Indian Foreign Minister Krishna equally reciprocated his Pakistani counterpart’s optimism, saying his country is determined to moving forward to write a new chapter of peace and cooperation in the bilateral relationship. But he admitted that with just few meetings and given the complexities of bilateral relations, India and Pakistan cannot solve their long-running Kashmir and other territorial disputes.
"India has always believed that a step-by-step approach is what will take this relationship forward," he said.
Pakistan and India have fought three wars since 1947, two of them over the divided Kashmir region. But relations particularly with respect to trade have improved in the last two years.
Pakistani President Asif Ali Zardari traveled to India in April where he invited Prime Minister Manmohan Singh to visit Pakistan later this year.
At Saturday’s news conference in Islamabad, Foreign Minister Krishna, without giving a firm commitment, said that the Indian prime minister could visit Pakistan. "I think, the visit will take place at an appropriate time when the atmosphere is ripe, when he feels that something worthwhile will come out of his visit to Pakistan," he said.
India accuses Pakistan-based militants of planning the November 2008 Mumbai terror attacks that killed 166 people. Pakistan has detained and put on trial several suspects but faces criticism from New Delhi for a lack of progress in bringing the culprits to justice.
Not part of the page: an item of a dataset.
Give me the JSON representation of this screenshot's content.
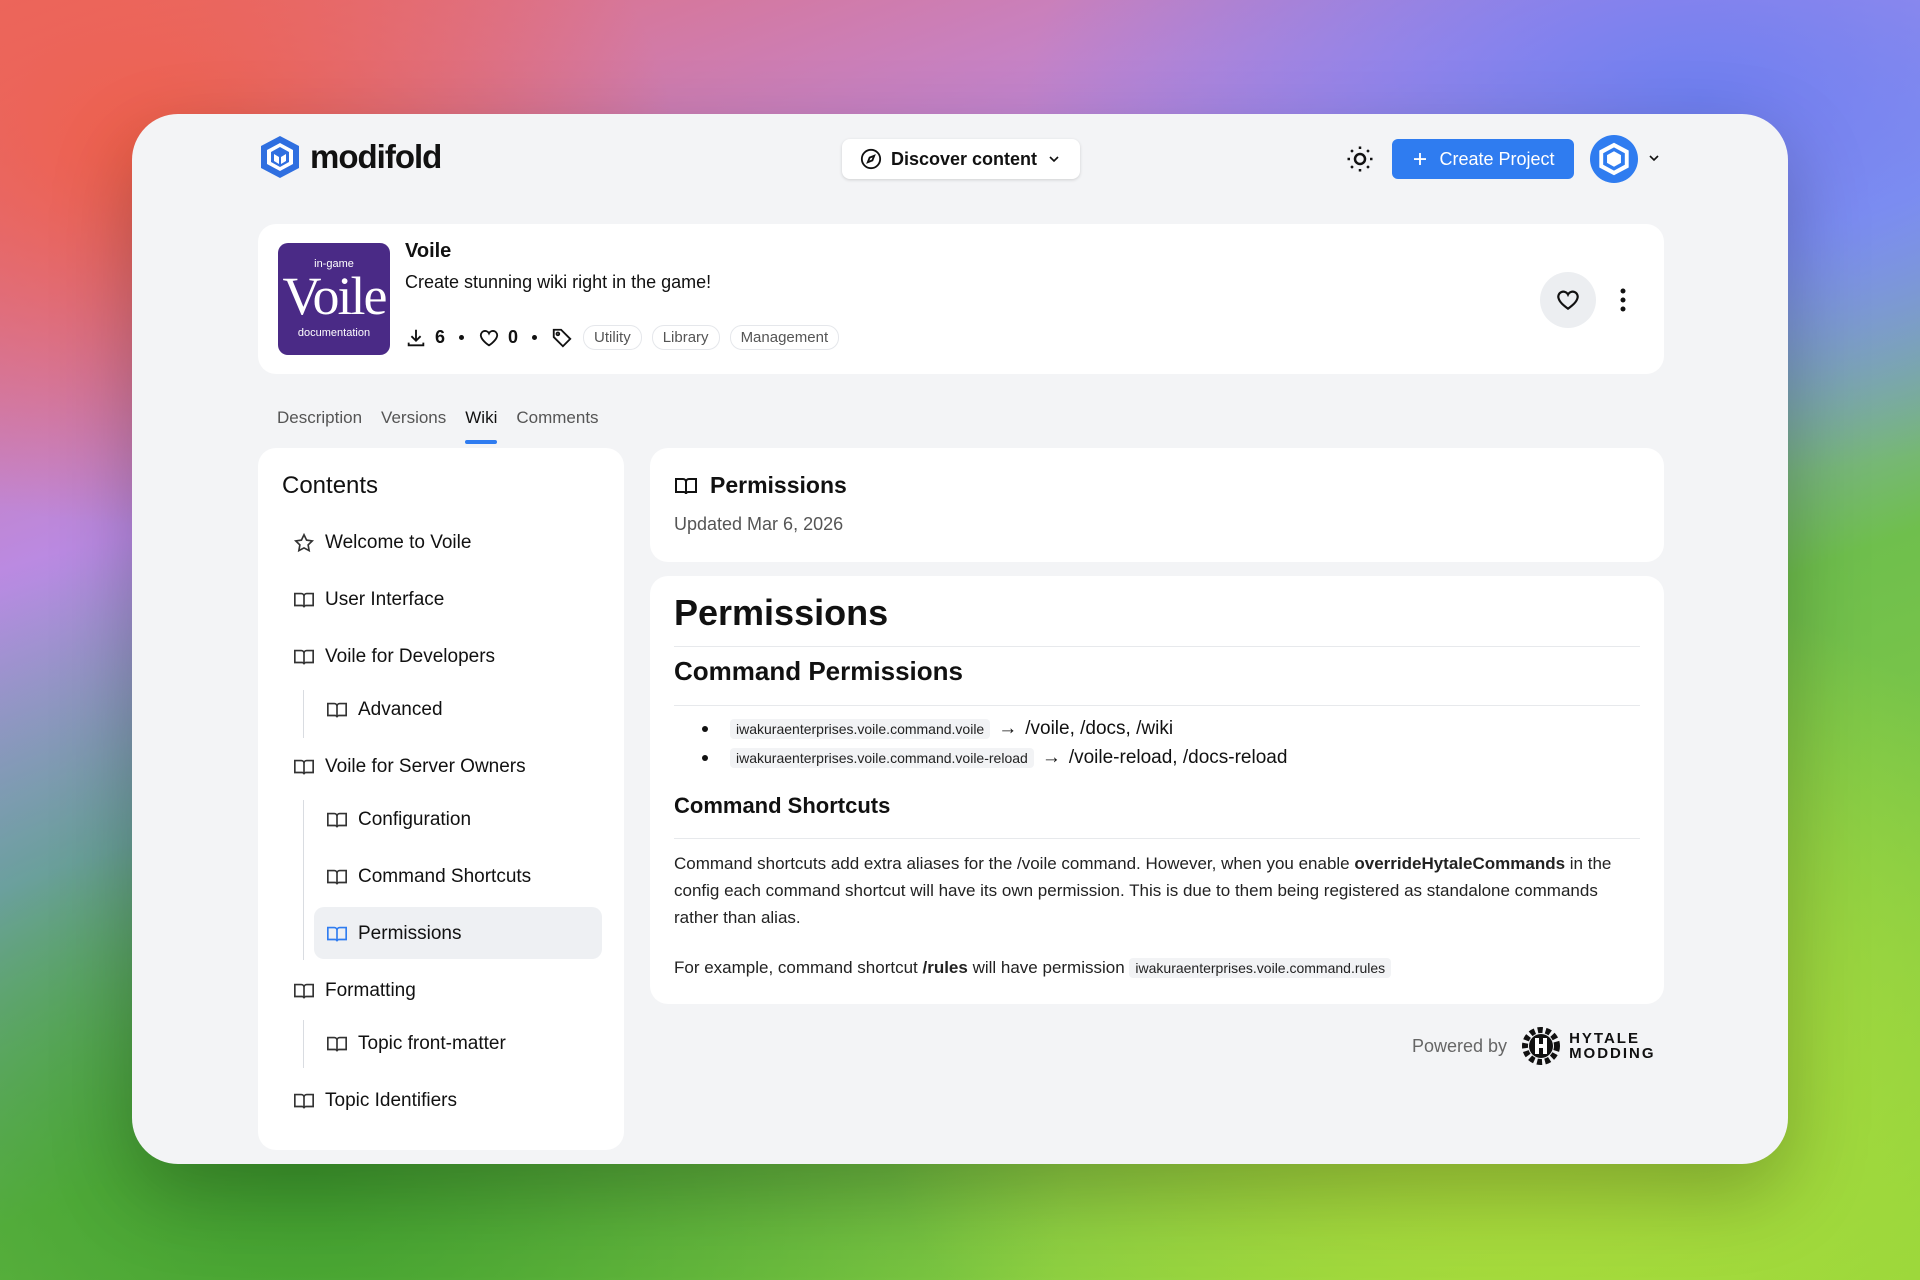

Pakistani authorities cite insufficient evidence as a major hurdle in taking the judicial process to its logical end.